“Eureka” moments — those flashes in our brain when a great new idea or a solution to a problem reveals itself — don’t just happen. Experts say they’re brought on by a combination of factors, which include a clear goal, enough sleep, an upbeat mood, the time to incubate ideas, and reduced distractions (that’s why so many people have a-ha moments in the shower — the state of sensory restriction helps nudge realizations from the dusty corners of our brains into our conscious minds).

While our brightest ideas may seem like they happen out of the blue, you can actually set the stage to spur one on. So we asked members of the Thrive Global community to share what they do to tap into their creativity and come up with their most brilliant ideas.

Embrace alone time

“My best ideas always find me when allow them space to enter. This usually happens when there’s absolutely no way to write down an idea, like in the shower, or during a commute! Inner solitude brings clarity and creativity to an overcommitted mind.”

—Stacy Cassio, CEO, Charlotte, NC

Let it sit

“I’ve noticed that when I’m trying to solve a problem, come up with an idea, or find the right words to express something, it really helps to let it sit. I get really frozen when I try to be creative on demand. In French, they say, ‘La nuit porte conseil,’ meaning that the night brings good advice. This often works for me. We often have the answers in us, and letting our brain while surrendering control often brings us what we need.”
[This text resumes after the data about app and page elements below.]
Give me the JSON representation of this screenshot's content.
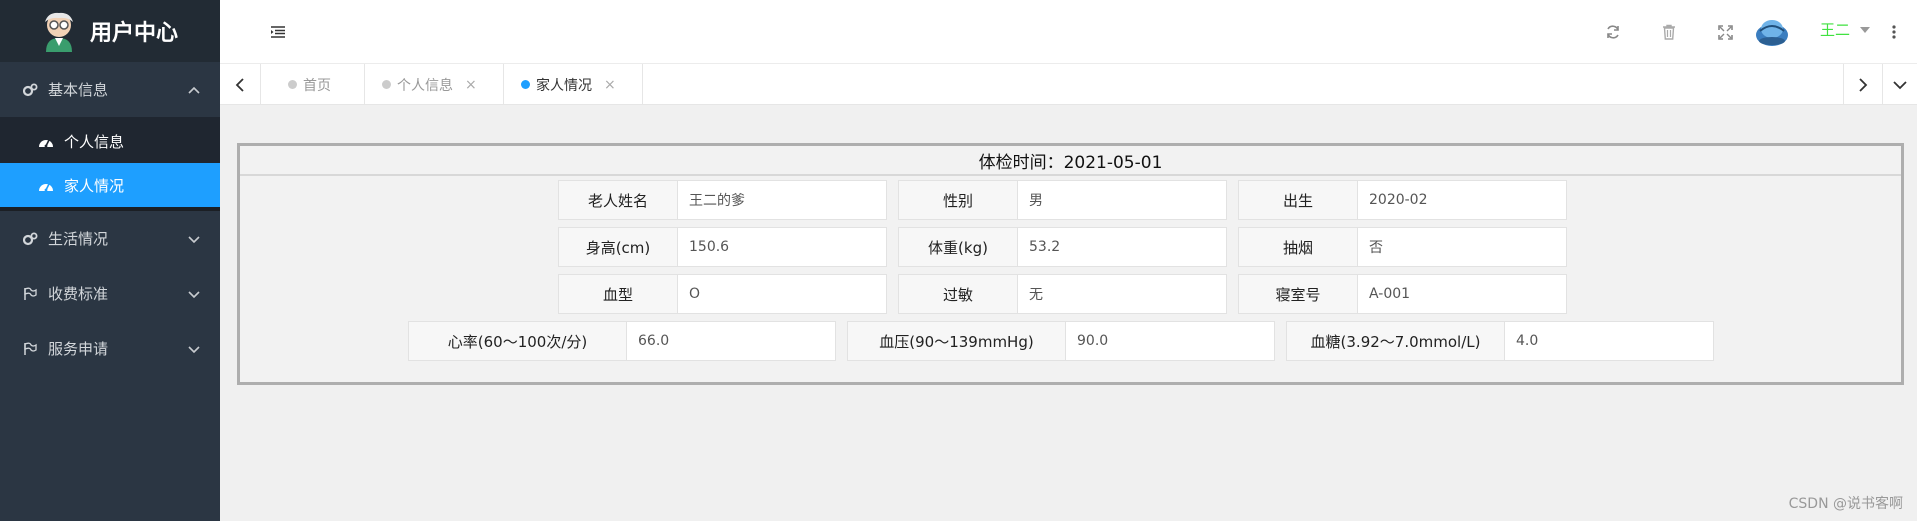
{
  "sidebar": {
    "title": "用户中心",
    "menus": [
      {
        "label": "基本信息",
        "icon": "gears-icon",
        "expanded": true,
        "children": [
          {
            "label": "个人信息",
            "icon": "dashboard-icon",
            "active": false
          },
          {
            "label": "家人情况",
            "icon": "dashboard-icon",
            "active": true
          }
        ]
      },
      {
        "label": "生活情况",
        "icon": "gears-icon",
        "expanded": false
      },
      {
        "label": "收费标准",
        "icon": "flag-icon",
        "expanded": false
      },
      {
        "label": "服务申请",
        "icon": "flag-icon",
        "expanded": false
      }
    ]
  },
  "header": {
    "user_name": "王二",
    "icons": [
      "menu-toggle-icon",
      "refresh-icon",
      "trash-icon",
      "fullscreen-icon",
      "avatar",
      "more-icon"
    ]
  },
  "tabs": [
    {
      "label": "首页",
      "closable": false,
      "active": false
    },
    {
      "label": "个人信息",
      "closable": true,
      "active": false
    },
    {
      "label": "家人情况",
      "closable": true,
      "active": true
    }
  ],
  "exam": {
    "title": "体检时间：2021-05-01",
    "rows": [
      [
        {
          "label": "老人姓名",
          "value": "王二的爹"
        },
        {
          "label": "性别",
          "value": "男"
        },
        {
          "label": "出生",
          "value": "2020-02"
        }
      ],
      [
        {
          "label": "身高(cm)",
          "value": "150.6"
        },
        {
          "label": "体重(kg)",
          "value": "53.2"
        },
        {
          "label": "抽烟",
          "value": "否"
        }
      ],
      [
        {
          "label": "血型",
          "value": "O"
        },
        {
          "label": "过敏",
          "value": "无"
        },
        {
          "label": "寝室号",
          "value": "A-001"
        }
      ],
      [
        {
          "label": "心率(60～100次/分)",
          "value": "66.0"
        },
        {
          "label": "血压(90～139mmHg)",
          "value": "90.0"
        },
        {
          "label": "血糖(3.92～7.0mmol/L)",
          "value": "4.0"
        }
      ]
    ]
  },
  "watermark": "CSDN @说书客啊",
  "colors": {
    "accent": "#1e9fff",
    "sidebar_bg": "#2b3643",
    "user_name": "#41e241"
  }
}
—Sonia Weyers, happiness coach, Grez-sur-Loing, France

Unlock creativity on a flight

“I’d say that my inspiration often comes while flying. Flying is an opportunity to unchain ourselves from any concerns or worries at ground level. Sometimes, those moments in the sky unlock uncharted conversations with incredible humans (let’s call it ‘chatting with strangers’). Other times, they allow for rare inner journeys. I discovered my desire to become a first-time CEO at age 47 while flying across the country from New York City to San Francisco. It was all about the cloud patterns, the sky, and the infinite possibilities. ”

—Daniel Sieberg, CEO, founder, New York, NY

Seek out inspiring moments

“I find that my most powerful eureka moments often come when I’m listening to uplifting music, journaling, or watching a motivational video. Sometimes, ideas come to me when I’m doing something spiritual like praying, or when I’m at a church service. Engaging in something positive and inspiring is truly the key to unlocking these moments, and having a pen to write down these ideas is a must.”

—Queen Chioma Nworgu, M.A., international motivational speaker, TV presenter and PR and media coach, London, UK

Step away from your brain

“My best ideas always percolate when I step away from my brain. They pop up when I’m hiking in the mountains, walking on the beach, meditating, luxuriating in a candlelit shower, or sleeping. My best creativity rises to consciousness when I’m not consciously working at it.”

—Lisa Cypers Kamen, optimal lifestyle management expert, Los Angeles, CA

Don’t force it

“I find that thinking too hard about a project or problem often depletes my creative or problem-solving energy. Paradoxically, it’s during the times that I’m not intentionally thinking about a project or problem that my lightbulb moments occur. Sometimes, it’s during totally random circumstances that we’re able to draw connections allowing great ideas to emerge, rather than forcing them during an intensive session.”

—Andrew Gobran, people operations, Minneapolis, MN

Walk in nature

“Walking in nature sparks my creativity. I always generate great ideas and solutions for my business and clients. The energy of the activity, combined with sunlight and nature’s colors and sounds, are extremely helpful for me to focus and set clear goals for whatever I’m working on.”

—Sabrina Cadini, life-work balance strategist, San Diego, CA

Expend counterproductive energy

“Sparking my creativity is a process, and I’ve discovered a few components that work for me. First, I take notes everywhere and keep a running outline of ideas. Second, I know that I’m at my best when I’ve treated my body well. So I work out or walk my dog to expend counterproductive energy. Then I do some deep breathing and yoga. Finally, music and photography — both my own compositions and others’ — are always great catalysts for tackling my outline topics. The emotions in my favorite songs and inspiring photos always motivate me, and put me on a creative new path.”

—Concierge Jo-Anna, communications connector, New York and Cannes, France

Follow us here and subscribe here for all the latest news on how you can keep Thriving.

Stay up to date or catch-up on all our podcasts with Arianna Huffington here.


  • Marina Khidekel

    Chief Content Officer at Thrive

    Marina leads strategy, ideation and execution of Thrive's content company-wide, including cross-platform brand partnership and content marketing campaigns, curricula, and the voice of the Thrive platform. She's the author of Thrive's first book, Your Time to Thrive. In her role, Marina brings Thrive's audience actionable, science-backed tips for reducing stress and improving their physical and mental well-being, and shares those insights on panels and in national outlets like NBC's TODAY. Previously, Marina held senior editorial roles at Women's Health, Cosmopolitan, and Glamour, where she edited award-winning health and mental health features and spearheaded the campaigns and partnerships around them.